While the retail sector recorded its worst September trading since 1995, Britain’s managed pub and restaurant groups saw collective like-for-like sales grow 1.2% last month, according to latest figures from the Coffer Peach Business Tracker.
In contrast, figures from the British Retail Consortium showed total retail sales down 1.3%, with like-for-like trading falling 1.7%, against the same month last year. The BRC blamed uncertainty about a no-deal Brexit for reduced consumer spending.
“If Brexit worries put the public off shopping on the high street, they don’t appear to have stopped them going out to eat and drink,” said Karl Chessell, director of CGA, the business insight consultancy that produces the Coffer Peach Tracker, in partnership with Coffer Group and RSM.
“Just looking at retail as a barometer of the nation’s well-being, you would be forgiven for thinking we were deeply depressed. But the eating and drinking-out numbers paint a very different picture. It may be that pubs and restaurants are providing welcome relief from the constant news of Brexit uncertainty,” Chessell added.
Pubs had the best of trading during September, with like-for-like sales ahead 1.9%, with restaurant chains also collectively (restaurants and pub restaurants) seeing positive like-for-likes, up 0.4%.
“The warm weather at the end of the month certainly boosted drink-led pubs and bars, which together recorded a 2.6% like-for-like jump in sales.

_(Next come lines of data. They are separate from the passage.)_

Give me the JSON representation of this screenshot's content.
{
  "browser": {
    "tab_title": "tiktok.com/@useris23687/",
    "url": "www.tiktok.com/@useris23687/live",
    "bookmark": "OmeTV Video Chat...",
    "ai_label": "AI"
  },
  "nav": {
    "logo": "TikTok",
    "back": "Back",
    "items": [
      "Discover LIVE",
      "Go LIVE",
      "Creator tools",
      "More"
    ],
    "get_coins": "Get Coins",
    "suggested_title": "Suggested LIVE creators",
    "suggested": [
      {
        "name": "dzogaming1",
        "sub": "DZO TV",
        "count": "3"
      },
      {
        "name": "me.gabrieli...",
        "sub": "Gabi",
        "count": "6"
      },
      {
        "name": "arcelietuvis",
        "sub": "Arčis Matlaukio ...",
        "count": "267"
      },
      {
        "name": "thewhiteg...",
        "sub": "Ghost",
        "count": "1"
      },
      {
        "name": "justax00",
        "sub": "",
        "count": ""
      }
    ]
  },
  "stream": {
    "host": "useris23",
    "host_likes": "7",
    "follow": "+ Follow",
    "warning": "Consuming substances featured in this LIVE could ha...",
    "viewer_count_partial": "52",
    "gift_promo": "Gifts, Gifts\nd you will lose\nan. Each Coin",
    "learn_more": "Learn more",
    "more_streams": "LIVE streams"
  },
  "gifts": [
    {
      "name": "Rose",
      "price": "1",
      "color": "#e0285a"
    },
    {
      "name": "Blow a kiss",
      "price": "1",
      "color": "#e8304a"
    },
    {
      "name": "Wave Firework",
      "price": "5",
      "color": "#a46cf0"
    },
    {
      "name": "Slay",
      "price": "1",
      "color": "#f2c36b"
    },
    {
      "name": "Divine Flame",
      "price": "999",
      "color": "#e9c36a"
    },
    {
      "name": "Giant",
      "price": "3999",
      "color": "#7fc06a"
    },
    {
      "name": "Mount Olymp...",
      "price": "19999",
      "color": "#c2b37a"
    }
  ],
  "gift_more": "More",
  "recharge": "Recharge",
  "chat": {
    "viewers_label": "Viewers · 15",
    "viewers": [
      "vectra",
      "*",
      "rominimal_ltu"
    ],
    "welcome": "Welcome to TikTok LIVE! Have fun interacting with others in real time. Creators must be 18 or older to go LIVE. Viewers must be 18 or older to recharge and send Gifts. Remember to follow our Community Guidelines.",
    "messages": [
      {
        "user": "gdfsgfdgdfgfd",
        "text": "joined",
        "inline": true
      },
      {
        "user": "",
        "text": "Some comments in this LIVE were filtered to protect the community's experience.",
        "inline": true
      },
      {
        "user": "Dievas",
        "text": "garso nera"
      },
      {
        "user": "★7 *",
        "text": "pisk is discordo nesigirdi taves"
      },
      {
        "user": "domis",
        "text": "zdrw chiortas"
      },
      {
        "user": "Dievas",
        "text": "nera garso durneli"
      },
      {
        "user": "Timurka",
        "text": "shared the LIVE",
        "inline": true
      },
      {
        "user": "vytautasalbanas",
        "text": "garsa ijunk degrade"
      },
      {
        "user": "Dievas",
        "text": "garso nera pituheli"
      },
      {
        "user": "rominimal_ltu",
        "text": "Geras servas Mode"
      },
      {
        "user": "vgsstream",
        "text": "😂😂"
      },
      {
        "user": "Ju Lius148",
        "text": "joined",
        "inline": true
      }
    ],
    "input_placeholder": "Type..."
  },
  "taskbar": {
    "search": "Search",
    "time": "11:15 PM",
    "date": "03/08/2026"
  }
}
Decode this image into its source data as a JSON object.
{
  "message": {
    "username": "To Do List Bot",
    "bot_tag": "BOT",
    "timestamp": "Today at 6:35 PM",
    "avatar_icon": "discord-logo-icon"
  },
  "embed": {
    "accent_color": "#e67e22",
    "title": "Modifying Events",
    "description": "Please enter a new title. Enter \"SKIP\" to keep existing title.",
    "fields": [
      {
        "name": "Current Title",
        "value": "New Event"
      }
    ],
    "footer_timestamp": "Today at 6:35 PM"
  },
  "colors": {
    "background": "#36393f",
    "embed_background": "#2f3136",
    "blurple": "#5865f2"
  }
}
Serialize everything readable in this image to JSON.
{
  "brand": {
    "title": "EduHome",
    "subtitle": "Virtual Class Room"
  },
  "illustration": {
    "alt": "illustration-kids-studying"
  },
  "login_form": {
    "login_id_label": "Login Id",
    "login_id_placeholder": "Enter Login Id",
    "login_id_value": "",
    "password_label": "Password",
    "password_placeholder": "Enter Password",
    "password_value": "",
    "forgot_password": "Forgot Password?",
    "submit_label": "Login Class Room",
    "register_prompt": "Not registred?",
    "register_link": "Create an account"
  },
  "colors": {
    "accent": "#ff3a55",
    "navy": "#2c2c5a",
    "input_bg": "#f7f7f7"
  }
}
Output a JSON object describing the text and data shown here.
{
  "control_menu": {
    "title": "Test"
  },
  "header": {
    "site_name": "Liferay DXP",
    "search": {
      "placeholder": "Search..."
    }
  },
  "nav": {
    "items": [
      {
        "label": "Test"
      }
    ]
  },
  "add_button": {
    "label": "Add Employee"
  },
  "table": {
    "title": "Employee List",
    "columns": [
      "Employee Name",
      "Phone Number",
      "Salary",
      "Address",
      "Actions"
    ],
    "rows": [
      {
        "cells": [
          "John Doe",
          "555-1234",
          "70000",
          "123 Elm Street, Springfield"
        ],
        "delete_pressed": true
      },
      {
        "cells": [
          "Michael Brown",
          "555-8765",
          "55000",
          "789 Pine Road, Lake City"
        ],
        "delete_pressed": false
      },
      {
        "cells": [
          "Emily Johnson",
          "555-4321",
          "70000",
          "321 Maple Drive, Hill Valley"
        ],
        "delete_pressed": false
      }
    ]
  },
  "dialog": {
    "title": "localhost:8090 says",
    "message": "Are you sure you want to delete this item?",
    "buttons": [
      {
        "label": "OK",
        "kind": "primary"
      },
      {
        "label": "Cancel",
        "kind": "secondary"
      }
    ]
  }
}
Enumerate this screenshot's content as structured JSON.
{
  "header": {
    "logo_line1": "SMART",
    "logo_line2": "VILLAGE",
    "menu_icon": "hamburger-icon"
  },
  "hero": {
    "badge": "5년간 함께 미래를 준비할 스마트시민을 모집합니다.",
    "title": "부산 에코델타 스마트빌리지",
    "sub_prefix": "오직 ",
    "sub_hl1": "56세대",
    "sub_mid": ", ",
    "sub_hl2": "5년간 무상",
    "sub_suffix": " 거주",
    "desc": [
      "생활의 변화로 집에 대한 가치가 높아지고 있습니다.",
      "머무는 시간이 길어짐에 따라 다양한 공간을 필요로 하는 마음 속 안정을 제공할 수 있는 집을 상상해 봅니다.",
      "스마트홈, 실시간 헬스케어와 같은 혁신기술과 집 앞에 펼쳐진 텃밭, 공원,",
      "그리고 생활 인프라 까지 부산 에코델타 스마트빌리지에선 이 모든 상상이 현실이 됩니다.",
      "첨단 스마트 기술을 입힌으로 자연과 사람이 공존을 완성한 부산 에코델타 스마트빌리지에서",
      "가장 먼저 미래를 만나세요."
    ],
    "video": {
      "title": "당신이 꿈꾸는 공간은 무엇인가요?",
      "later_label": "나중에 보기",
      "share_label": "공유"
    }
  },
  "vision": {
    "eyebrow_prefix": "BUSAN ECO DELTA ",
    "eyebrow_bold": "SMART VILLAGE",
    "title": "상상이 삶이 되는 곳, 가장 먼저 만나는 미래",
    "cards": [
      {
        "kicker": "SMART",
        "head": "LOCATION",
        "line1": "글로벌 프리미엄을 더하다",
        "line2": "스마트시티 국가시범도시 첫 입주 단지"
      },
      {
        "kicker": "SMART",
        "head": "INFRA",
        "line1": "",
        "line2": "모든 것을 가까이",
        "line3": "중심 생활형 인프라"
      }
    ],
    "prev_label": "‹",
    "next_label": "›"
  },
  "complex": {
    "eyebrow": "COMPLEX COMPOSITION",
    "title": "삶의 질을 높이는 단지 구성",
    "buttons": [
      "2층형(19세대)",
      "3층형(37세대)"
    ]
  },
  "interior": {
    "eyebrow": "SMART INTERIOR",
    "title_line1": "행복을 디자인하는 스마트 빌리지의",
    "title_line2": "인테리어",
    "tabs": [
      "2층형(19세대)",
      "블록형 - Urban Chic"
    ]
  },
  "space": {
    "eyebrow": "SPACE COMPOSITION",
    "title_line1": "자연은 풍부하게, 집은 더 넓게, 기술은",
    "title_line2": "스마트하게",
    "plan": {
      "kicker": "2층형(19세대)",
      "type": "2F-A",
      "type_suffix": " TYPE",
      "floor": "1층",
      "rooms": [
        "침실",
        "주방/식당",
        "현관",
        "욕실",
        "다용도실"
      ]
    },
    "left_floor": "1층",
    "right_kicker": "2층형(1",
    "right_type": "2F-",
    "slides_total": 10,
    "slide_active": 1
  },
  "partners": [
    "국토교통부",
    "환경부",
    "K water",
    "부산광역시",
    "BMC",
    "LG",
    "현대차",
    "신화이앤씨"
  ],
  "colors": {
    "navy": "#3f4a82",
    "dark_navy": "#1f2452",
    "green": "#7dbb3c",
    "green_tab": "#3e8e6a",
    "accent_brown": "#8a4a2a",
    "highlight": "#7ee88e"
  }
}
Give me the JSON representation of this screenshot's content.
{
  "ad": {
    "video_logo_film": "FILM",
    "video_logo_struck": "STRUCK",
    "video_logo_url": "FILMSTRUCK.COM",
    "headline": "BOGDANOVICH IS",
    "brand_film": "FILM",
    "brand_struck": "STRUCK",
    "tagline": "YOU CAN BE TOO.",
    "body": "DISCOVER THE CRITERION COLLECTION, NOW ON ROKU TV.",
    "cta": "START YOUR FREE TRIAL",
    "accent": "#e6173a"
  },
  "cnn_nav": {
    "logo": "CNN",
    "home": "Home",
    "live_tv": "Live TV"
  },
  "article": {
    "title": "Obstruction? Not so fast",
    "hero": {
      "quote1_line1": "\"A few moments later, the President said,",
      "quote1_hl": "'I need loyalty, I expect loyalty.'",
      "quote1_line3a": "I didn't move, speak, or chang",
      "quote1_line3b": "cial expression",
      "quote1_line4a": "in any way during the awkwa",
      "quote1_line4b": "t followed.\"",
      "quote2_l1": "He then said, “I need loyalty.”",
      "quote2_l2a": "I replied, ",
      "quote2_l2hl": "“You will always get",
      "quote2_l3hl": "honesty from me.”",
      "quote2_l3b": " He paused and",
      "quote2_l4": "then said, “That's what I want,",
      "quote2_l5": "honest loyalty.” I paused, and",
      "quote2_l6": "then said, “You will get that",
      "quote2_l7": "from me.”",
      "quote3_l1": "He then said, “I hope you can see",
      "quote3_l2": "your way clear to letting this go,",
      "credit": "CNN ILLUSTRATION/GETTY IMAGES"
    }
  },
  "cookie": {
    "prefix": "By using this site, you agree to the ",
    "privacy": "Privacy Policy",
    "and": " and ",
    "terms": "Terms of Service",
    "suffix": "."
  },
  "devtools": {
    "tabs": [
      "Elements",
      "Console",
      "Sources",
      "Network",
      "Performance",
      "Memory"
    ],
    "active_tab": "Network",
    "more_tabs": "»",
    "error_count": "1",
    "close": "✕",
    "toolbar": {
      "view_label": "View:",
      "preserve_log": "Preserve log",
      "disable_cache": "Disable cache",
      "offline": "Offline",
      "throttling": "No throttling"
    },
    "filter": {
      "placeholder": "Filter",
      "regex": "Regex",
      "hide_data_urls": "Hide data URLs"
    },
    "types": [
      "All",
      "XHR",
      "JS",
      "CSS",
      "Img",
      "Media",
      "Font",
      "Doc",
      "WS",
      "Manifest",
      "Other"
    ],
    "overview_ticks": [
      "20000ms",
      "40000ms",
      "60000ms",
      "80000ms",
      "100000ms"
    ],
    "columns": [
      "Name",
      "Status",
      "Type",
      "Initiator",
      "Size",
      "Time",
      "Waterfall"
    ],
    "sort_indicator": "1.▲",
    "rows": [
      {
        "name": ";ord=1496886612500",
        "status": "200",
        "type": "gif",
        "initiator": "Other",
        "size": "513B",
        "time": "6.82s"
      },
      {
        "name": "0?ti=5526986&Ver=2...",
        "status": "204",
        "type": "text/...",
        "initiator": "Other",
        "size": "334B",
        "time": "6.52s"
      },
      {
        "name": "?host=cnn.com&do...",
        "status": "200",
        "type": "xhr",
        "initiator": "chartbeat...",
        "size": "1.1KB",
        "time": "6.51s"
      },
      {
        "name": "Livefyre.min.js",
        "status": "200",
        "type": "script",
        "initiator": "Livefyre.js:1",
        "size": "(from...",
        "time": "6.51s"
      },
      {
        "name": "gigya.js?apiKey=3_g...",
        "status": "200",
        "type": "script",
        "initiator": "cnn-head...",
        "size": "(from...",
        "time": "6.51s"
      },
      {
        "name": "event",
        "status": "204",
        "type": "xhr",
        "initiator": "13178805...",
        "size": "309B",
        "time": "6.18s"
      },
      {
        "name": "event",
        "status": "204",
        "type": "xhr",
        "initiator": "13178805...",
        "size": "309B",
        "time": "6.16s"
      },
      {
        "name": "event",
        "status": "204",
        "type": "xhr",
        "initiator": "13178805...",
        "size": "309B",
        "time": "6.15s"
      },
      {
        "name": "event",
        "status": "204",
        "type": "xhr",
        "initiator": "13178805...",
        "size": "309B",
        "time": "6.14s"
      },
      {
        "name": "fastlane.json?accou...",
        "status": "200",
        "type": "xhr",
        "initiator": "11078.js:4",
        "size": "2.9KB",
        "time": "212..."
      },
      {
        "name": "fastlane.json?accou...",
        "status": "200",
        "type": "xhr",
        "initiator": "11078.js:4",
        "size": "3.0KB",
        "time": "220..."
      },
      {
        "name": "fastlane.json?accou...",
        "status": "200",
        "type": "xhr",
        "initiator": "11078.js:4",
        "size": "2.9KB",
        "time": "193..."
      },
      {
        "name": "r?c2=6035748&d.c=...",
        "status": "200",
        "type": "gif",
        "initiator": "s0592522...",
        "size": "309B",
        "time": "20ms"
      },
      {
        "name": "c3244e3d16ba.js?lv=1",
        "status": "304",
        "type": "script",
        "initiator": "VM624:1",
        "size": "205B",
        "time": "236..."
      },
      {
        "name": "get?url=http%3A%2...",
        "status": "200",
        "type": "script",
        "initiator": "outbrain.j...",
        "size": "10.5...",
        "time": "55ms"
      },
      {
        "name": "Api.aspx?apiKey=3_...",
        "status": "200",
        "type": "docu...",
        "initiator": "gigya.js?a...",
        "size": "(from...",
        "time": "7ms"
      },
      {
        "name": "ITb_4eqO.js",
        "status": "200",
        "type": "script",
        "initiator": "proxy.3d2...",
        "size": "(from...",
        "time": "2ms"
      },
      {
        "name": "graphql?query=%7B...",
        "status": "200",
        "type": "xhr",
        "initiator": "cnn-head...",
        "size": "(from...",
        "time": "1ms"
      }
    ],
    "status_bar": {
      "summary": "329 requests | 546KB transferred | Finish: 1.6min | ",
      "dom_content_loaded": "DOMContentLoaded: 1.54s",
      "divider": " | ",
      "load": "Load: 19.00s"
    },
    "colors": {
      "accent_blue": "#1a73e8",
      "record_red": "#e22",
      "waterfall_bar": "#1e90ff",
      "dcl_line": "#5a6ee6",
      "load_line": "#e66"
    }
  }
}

But it wasn’t just about the weather, with both restaurants and food-led pubs seeing growth, if admittedly more modest,” said Chessell.
Paul Newman, Head of Leisure & Hospitality at RSM added, “Much to the relief of the embattled pub and restaurant sector, the spectre of a no-deal Brexit seems to have driven consumers to take solace in their local hostelry in September. With consumer sentiment set to be severely tested over the coming weeks, operators need to focus on operational excellence with only the leanest and most efficient likely to prosper in such challenging market conditions.”
Regionally, outside of London traded better in September, showing like-for-like growth of 1.3%, compared to 1.0% inside the M25. “The figures show generally encouraging trends across the sector; restaurants and bars, London and provinces,” said Trevor Watson, Executive Director, Valuations at Davis Coffer Lyons.
“The comparison with retail illustrates the extent to which consumers are opting for intangible experiences with their disposable leisure spend. This shows a move towards sustainable consumerism—where purchasers shun superfluous fashion goods in favour of experiences and are increasingly looking for sustainably-sourced foods and healthy eating menus, both away from the home and in the home,” said Watson.
“We continue to see a good appetite for good quality sites in London and nationwide from operators,” added Watson.
Total sales across the 58 companies in the Tracker, which include the effect of net new openings since this time last year, were ahead 4.3% compared to last September.
Underlying like-for-like growth for the Tracker cohort, which represents both large and small operators, was running at 1.8% for the 12 months to the end of September. This compares to average monthly sales growth in the retail sector of just 0.2% over the last year, which the BRC says is an all-time low.